**Required work:** Without changing a thing, reproduce the entire listing and leave out its pictures.

**Source data:**
☆ ☆ ☆

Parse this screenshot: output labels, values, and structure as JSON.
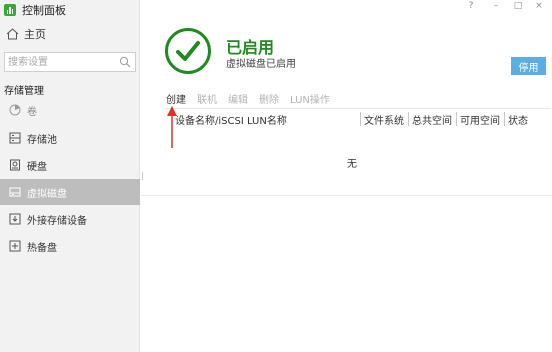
{
  "app": {
    "title": "控制面板",
    "window_controls": [
      "?",
      "–",
      "□",
      "×"
    ]
  },
  "sidebar": {
    "home_label": "主页",
    "search_placeholder": "搜索设置",
    "section_title": "存储管理",
    "items": [
      {
        "label": "卷",
        "icon": "volume-icon",
        "state": "disabled"
      },
      {
        "label": "存储池",
        "icon": "storage-pool-icon",
        "state": "normal"
      },
      {
        "label": "硬盘",
        "icon": "hard-disk-icon",
        "state": "normal"
      },
      {
        "label": "虚拟磁盘",
        "icon": "virtual-disk-icon",
        "state": "active"
      },
      {
        "label": "外接存储设备",
        "icon": "external-storage-icon",
        "state": "normal"
      },
      {
        "label": "热备盘",
        "icon": "hot-spare-icon",
        "state": "normal"
      }
    ]
  },
  "status": {
    "title": "已启用",
    "subtitle": "虚拟磁盘已启用",
    "button_label": "停用",
    "accent_color": "#1f8a1f",
    "button_color": "#5aaee3"
  },
  "toolbar": {
    "buttons": [
      {
        "label": "创建",
        "enabled": true
      },
      {
        "label": "联机",
        "enabled": false
      },
      {
        "label": "编辑",
        "enabled": false
      },
      {
        "label": "删除",
        "enabled": false
      },
      {
        "label": "LUN操作",
        "enabled": false
      }
    ]
  },
  "table": {
    "columns": [
      "设备名称/iSCSI LUN名称",
      "文件系统",
      "总共空间",
      "可用空间",
      "状态"
    ],
    "empty_text": "无"
  },
  "annotation": {
    "arrow_color": "#e0302a"
  }
}
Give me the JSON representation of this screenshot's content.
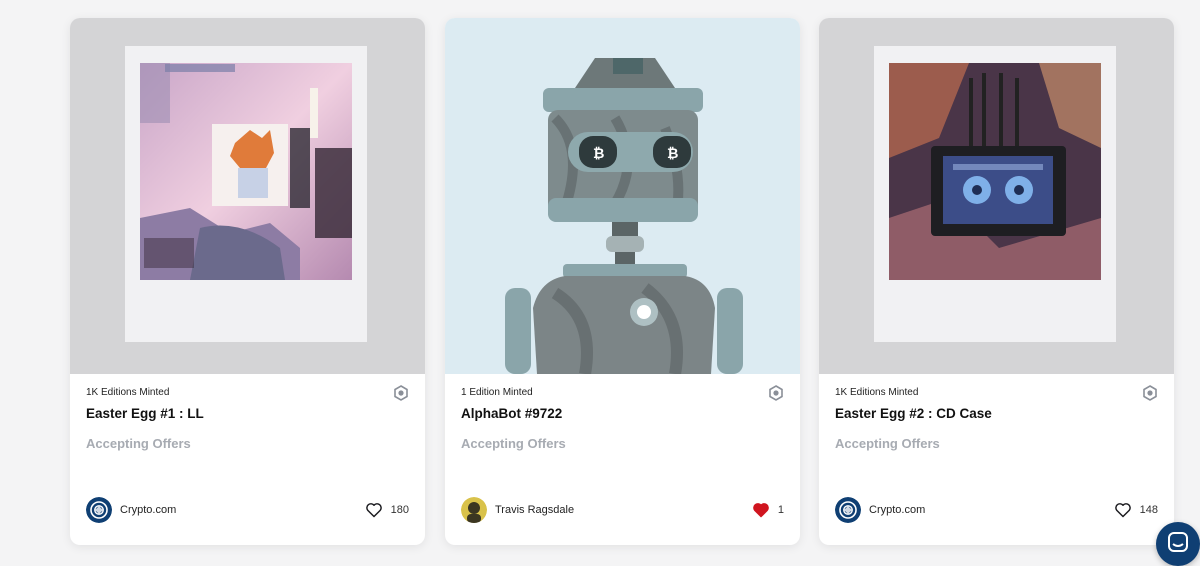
{
  "cards": [
    {
      "editions": "1K Editions Minted",
      "title": "Easter Egg #1 : LL",
      "status": "Accepting Offers",
      "creator": "Crypto.com",
      "creator_avatar": "crypto-com-logo",
      "likes": "180",
      "liked": false,
      "badge_icon": "hexagon-badge-icon"
    },
    {
      "editions": "1 Edition Minted",
      "title": "AlphaBot #9722",
      "status": "Accepting Offers",
      "creator": "Travis Ragsdale",
      "creator_avatar": "travis-ragsdale-avatar",
      "likes": "1",
      "liked": true,
      "badge_icon": "hexagon-badge-icon"
    },
    {
      "editions": "1K Editions Minted",
      "title": "Easter Egg #2 : CD Case",
      "status": "Accepting Offers",
      "creator": "Crypto.com",
      "creator_avatar": "crypto-com-logo",
      "likes": "148",
      "liked": false,
      "badge_icon": "hexagon-badge-icon"
    }
  ],
  "colors": {
    "accent_navy": "#0f3f73",
    "liked_red": "#d0151f",
    "muted_status": "#a7abb2"
  },
  "chat_widget_icon": "chat-icon"
}
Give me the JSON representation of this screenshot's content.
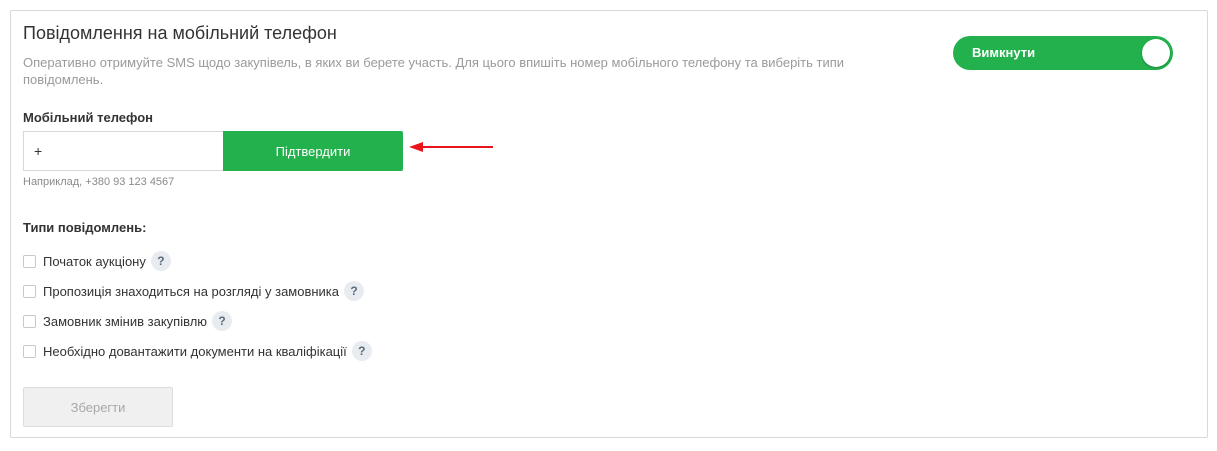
{
  "section": {
    "title": "Повідомлення на мобільний телефон",
    "description": "Оперативно отримуйте SMS щодо закупівель, в яких ви берете участь. Для цього впишіть номер мобільного телефону та виберіть типи повідомлень."
  },
  "toggle": {
    "label": "Вимкнути",
    "color": "#23b14d"
  },
  "phone": {
    "label": "Мобільний телефон",
    "value": "+",
    "hint": "Наприклад, +380 93 123 4567",
    "confirm_label": "Підтвердити"
  },
  "types": {
    "title": "Типи повідомлень:",
    "items": [
      {
        "label": "Початок аукціону",
        "help": "?"
      },
      {
        "label": "Пропозиція знаходиться на розгляді у замовника",
        "help": "?"
      },
      {
        "label": "Замовник змінив закупівлю",
        "help": "?"
      },
      {
        "label": "Необхідно довантажити документи на кваліфікації",
        "help": "?"
      }
    ]
  },
  "save_label": "Зберегти",
  "colors": {
    "accent": "#23b14d",
    "annotation_arrow": "#e8161b"
  }
}
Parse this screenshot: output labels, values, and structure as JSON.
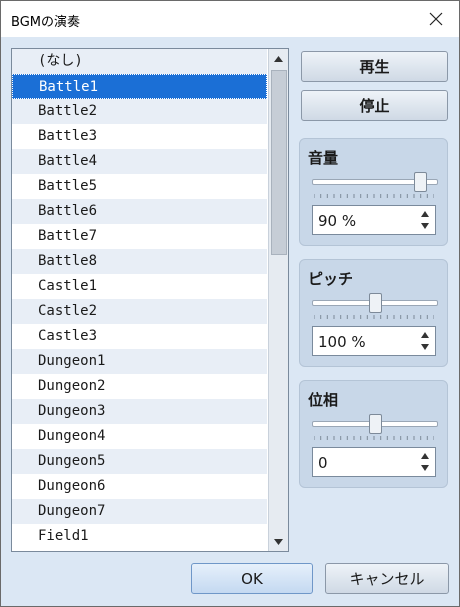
{
  "window": {
    "title": "BGMの演奏"
  },
  "list": {
    "items": [
      "(なし)",
      "Battle1",
      "Battle2",
      "Battle3",
      "Battle4",
      "Battle5",
      "Battle6",
      "Battle7",
      "Battle8",
      "Castle1",
      "Castle2",
      "Castle3",
      "Dungeon1",
      "Dungeon2",
      "Dungeon3",
      "Dungeon4",
      "Dungeon5",
      "Dungeon6",
      "Dungeon7",
      "Field1"
    ],
    "selected_index": 1
  },
  "buttons": {
    "play": "再生",
    "stop": "停止",
    "ok": "OK",
    "cancel": "キャンセル"
  },
  "volume": {
    "label": "音量",
    "value": "90 %",
    "level": 90
  },
  "pitch": {
    "label": "ピッチ",
    "value": "100 %",
    "level": 50
  },
  "pan": {
    "label": "位相",
    "value": "0",
    "level": 50
  },
  "icons": {
    "close": "close-icon",
    "scroll_up": "scroll-up-arrow-icon",
    "scroll_down": "scroll-down-arrow-icon",
    "spin_up": "spin-up-icon",
    "spin_down": "spin-down-icon"
  },
  "colors": {
    "selection": "#1b6fd6",
    "alt_row": "#e8eef6",
    "background": "#dbe7f4"
  }
}
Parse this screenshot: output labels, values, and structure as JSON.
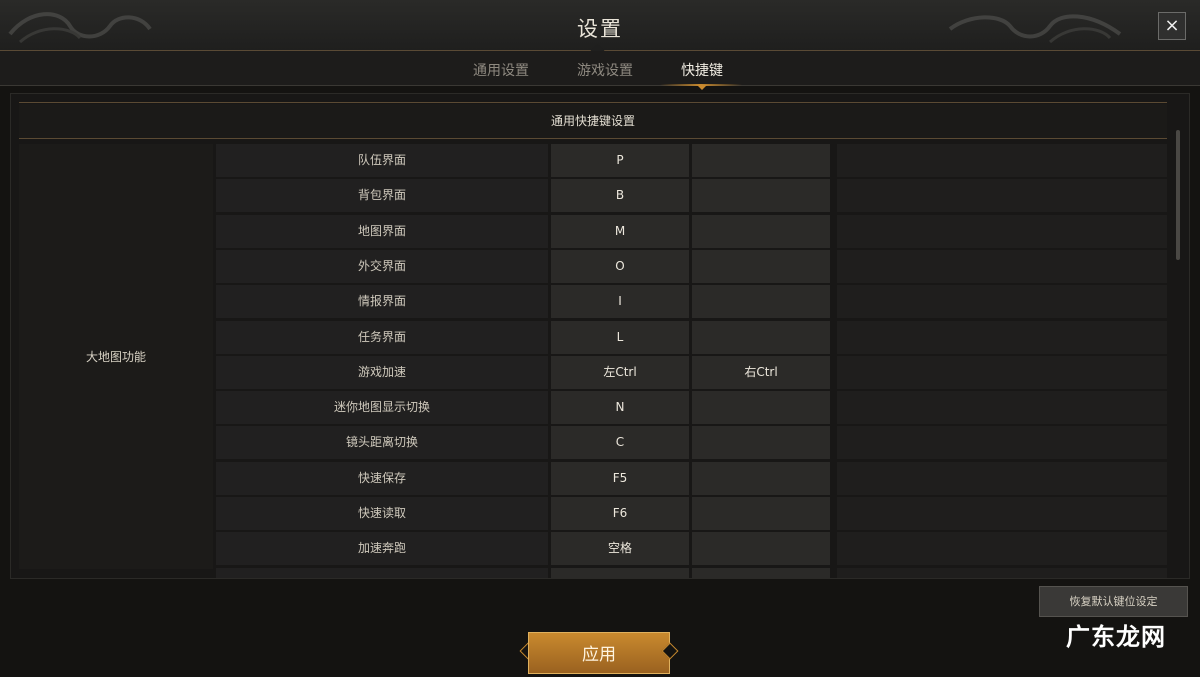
{
  "window": {
    "title": "设置",
    "close_label": "×"
  },
  "tabs": [
    {
      "label": "通用设置",
      "active": false
    },
    {
      "label": "游戏设置",
      "active": false
    },
    {
      "label": "快捷键",
      "active": true
    }
  ],
  "section": {
    "title": "通用快捷键设置"
  },
  "group": {
    "label": "大地图功能"
  },
  "rows": [
    {
      "action": "队伍界面",
      "key1": "P",
      "key2": ""
    },
    {
      "action": "背包界面",
      "key1": "B",
      "key2": ""
    },
    {
      "action": "地图界面",
      "key1": "M",
      "key2": ""
    },
    {
      "action": "外交界面",
      "key1": "O",
      "key2": ""
    },
    {
      "action": "情报界面",
      "key1": "I",
      "key2": ""
    },
    {
      "action": "任务界面",
      "key1": "L",
      "key2": ""
    },
    {
      "action": "游戏加速",
      "key1": "左Ctrl",
      "key2": "右Ctrl"
    },
    {
      "action": "迷你地图显示切换",
      "key1": "N",
      "key2": ""
    },
    {
      "action": "镜头距离切换",
      "key1": "C",
      "key2": ""
    },
    {
      "action": "快速保存",
      "key1": "F5",
      "key2": ""
    },
    {
      "action": "快速读取",
      "key1": "F6",
      "key2": ""
    },
    {
      "action": "加速奔跑",
      "key1": "空格",
      "key2": ""
    },
    {
      "action": "",
      "key1": "",
      "key2": ""
    }
  ],
  "buttons": {
    "restore_defaults": "恢复默认键位设定",
    "apply": "应用"
  },
  "watermark": "广东龙网",
  "colors": {
    "accent": "#c98a2e",
    "background": "#141311"
  }
}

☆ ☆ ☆

**Exercise result:**
Parse this screenshot: output labels, values, and structure as JSON.
{
  "app": {
    "title": "控制面板",
    "window_controls": [
      "?",
      "–",
      "□",
      "×"
    ]
  },
  "sidebar": {
    "home_label": "主页",
    "search_placeholder": "搜索设置",
    "section_title": "存储管理",
    "items": [
      {
        "label": "卷",
        "icon": "volume-icon",
        "state": "disabled"
      },
      {
        "label": "存储池",
        "icon": "storage-pool-icon",
        "state": "normal"
      },
      {
        "label": "硬盘",
        "icon": "hard-disk-icon",
        "state": "normal"
      },
      {
        "label": "虚拟磁盘",
        "icon": "virtual-disk-icon",
        "state": "active"
      },
      {
        "label": "外接存储设备",
        "icon": "external-storage-icon",
        "state": "normal"
      },
      {
        "label": "热备盘",
        "icon": "hot-spare-icon",
        "state": "normal"
      }
    ]
  },
  "status": {
    "title": "已启用",
    "subtitle": "虚拟磁盘已启用",
    "button_label": "停用",
    "accent_color": "#1f8a1f",
    "button_color": "#5aaee3"
  },
  "toolbar": {
    "buttons": [
      {
        "label": "创建",
        "enabled": true
      },
      {
        "label": "联机",
        "enabled": false
      },
      {
        "label": "编辑",
        "enabled": false
      },
      {
        "label": "删除",
        "enabled": false
      },
      {
        "label": "LUN操作",
        "enabled": false
      }
    ]
  },
  "table": {
    "columns": [
      "设备名称/iSCSI LUN名称",
      "文件系统",
      "总共空间",
      "可用空间",
      "状态"
    ],
    "empty_text": "无"
  },
  "annotation": {
    "arrow_color": "#e0302a"
  }
}
Give me the JSON representation of this screenshot's content.
{
  "cards": [
    {
      "editions": "1K Editions Minted",
      "title": "Easter Egg #1 : LL",
      "status": "Accepting Offers",
      "creator": "Crypto.com",
      "creator_avatar": "crypto-com-logo",
      "likes": "180",
      "liked": false,
      "badge_icon": "hexagon-badge-icon"
    },
    {
      "editions": "1 Edition Minted",
      "title": "AlphaBot #9722",
      "status": "Accepting Offers",
      "creator": "Travis Ragsdale",
      "creator_avatar": "travis-ragsdale-avatar",
      "likes": "1",
      "liked": true,
      "badge_icon": "hexagon-badge-icon"
    },
    {
      "editions": "1K Editions Minted",
      "title": "Easter Egg #2 : CD Case",
      "status": "Accepting Offers",
      "creator": "Crypto.com",
      "creator_avatar": "crypto-com-logo",
      "likes": "148",
      "liked": false,
      "badge_icon": "hexagon-badge-icon"
    }
  ],
  "colors": {
    "accent_navy": "#0f3f73",
    "liked_red": "#d0151f",
    "muted_status": "#a7abb2"
  },
  "chat_widget_icon": "chat-icon"
}
Give me the JSON representation of this screenshot's content.
{
  "section": {
    "title": "Повідомлення на мобільний телефон",
    "description": "Оперативно отримуйте SMS щодо закупівель, в яких ви берете участь. Для цього впишіть номер мобільного телефону та виберіть типи повідомлень."
  },
  "toggle": {
    "label": "Вимкнути",
    "color": "#23b14d"
  },
  "phone": {
    "label": "Мобільний телефон",
    "value": "+",
    "hint": "Наприклад, +380 93 123 4567",
    "confirm_label": "Підтвердити"
  },
  "types": {
    "title": "Типи повідомлень:",
    "items": [
      {
        "label": "Початок аукціону",
        "help": "?"
      },
      {
        "label": "Пропозиція знаходиться на розгляді у замовника",
        "help": "?"
      },
      {
        "label": "Замовник змінив закупівлю",
        "help": "?"
      },
      {
        "label": "Необхідно довантажити документи на кваліфікації",
        "help": "?"
      }
    ]
  },
  "save_label": "Зберегти",
  "colors": {
    "accent": "#23b14d",
    "annotation_arrow": "#e8161b"
  }
}
Parse this screenshot: output labels, values, and structure as JSON.
{
  "window": {
    "title": "BGMの演奏"
  },
  "list": {
    "items": [
      "(なし)",
      "Battle1",
      "Battle2",
      "Battle3",
      "Battle4",
      "Battle5",
      "Battle6",
      "Battle7",
      "Battle8",
      "Castle1",
      "Castle2",
      "Castle3",
      "Dungeon1",
      "Dungeon2",
      "Dungeon3",
      "Dungeon4",
      "Dungeon5",
      "Dungeon6",
      "Dungeon7",
      "Field1"
    ],
    "selected_index": 1
  },
  "buttons": {
    "play": "再生",
    "stop": "停止",
    "ok": "OK",
    "cancel": "キャンセル"
  },
  "volume": {
    "label": "音量",
    "value": "90 %",
    "level": 90
  },
  "pitch": {
    "label": "ピッチ",
    "value": "100 %",
    "level": 50
  },
  "pan": {
    "label": "位相",
    "value": "0",
    "level": 50
  },
  "icons": {
    "close": "close-icon",
    "scroll_up": "scroll-up-arrow-icon",
    "scroll_down": "scroll-down-arrow-icon",
    "spin_up": "spin-up-icon",
    "spin_down": "spin-down-icon"
  },
  "colors": {
    "selection": "#1b6fd6",
    "alt_row": "#e8eef6",
    "background": "#dbe7f4"
  }
}
Parse this screenshot: output labels, values, and structure as JSON.
{
  "window": {
    "title": "设置",
    "close_label": "×"
  },
  "tabs": [
    {
      "label": "通用设置",
      "active": false
    },
    {
      "label": "游戏设置",
      "active": false
    },
    {
      "label": "快捷键",
      "active": true
    }
  ],
  "section": {
    "title": "通用快捷键设置"
  },
  "group": {
    "label": "大地图功能"
  },
  "rows": [
    {
      "action": "队伍界面",
      "key1": "P",
      "key2": ""
    },
    {
      "action": "背包界面",
      "key1": "B",
      "key2": ""
    },
    {
      "action": "地图界面",
      "key1": "M",
      "key2": ""
    },
    {
      "action": "外交界面",
      "key1": "O",
      "key2": ""
    },
    {
      "action": "情报界面",
      "key1": "I",
      "key2": ""
    },
    {
      "action": "任务界面",
      "key1": "L",
      "key2": ""
    },
    {
      "action": "游戏加速",
      "key1": "左Ctrl",
      "key2": "右Ctrl"
    },
    {
      "action": "迷你地图显示切换",
      "key1": "N",
      "key2": ""
    },
    {
      "action": "镜头距离切换",
      "key1": "C",
      "key2": ""
    },
    {
      "action": "快速保存",
      "key1": "F5",
      "key2": ""
    },
    {
      "action": "快速读取",
      "key1": "F6",
      "key2": ""
    },
    {
      "action": "加速奔跑",
      "key1": "空格",
      "key2": ""
    },
    {
      "action": "",
      "key1": "",
      "key2": ""
    }
  ],
  "buttons": {
    "restore_defaults": "恢复默认键位设定",
    "apply": "应用"
  },
  "watermark": "广东龙网",
  "colors": {
    "accent": "#c98a2e",
    "background": "#141311"
  }
}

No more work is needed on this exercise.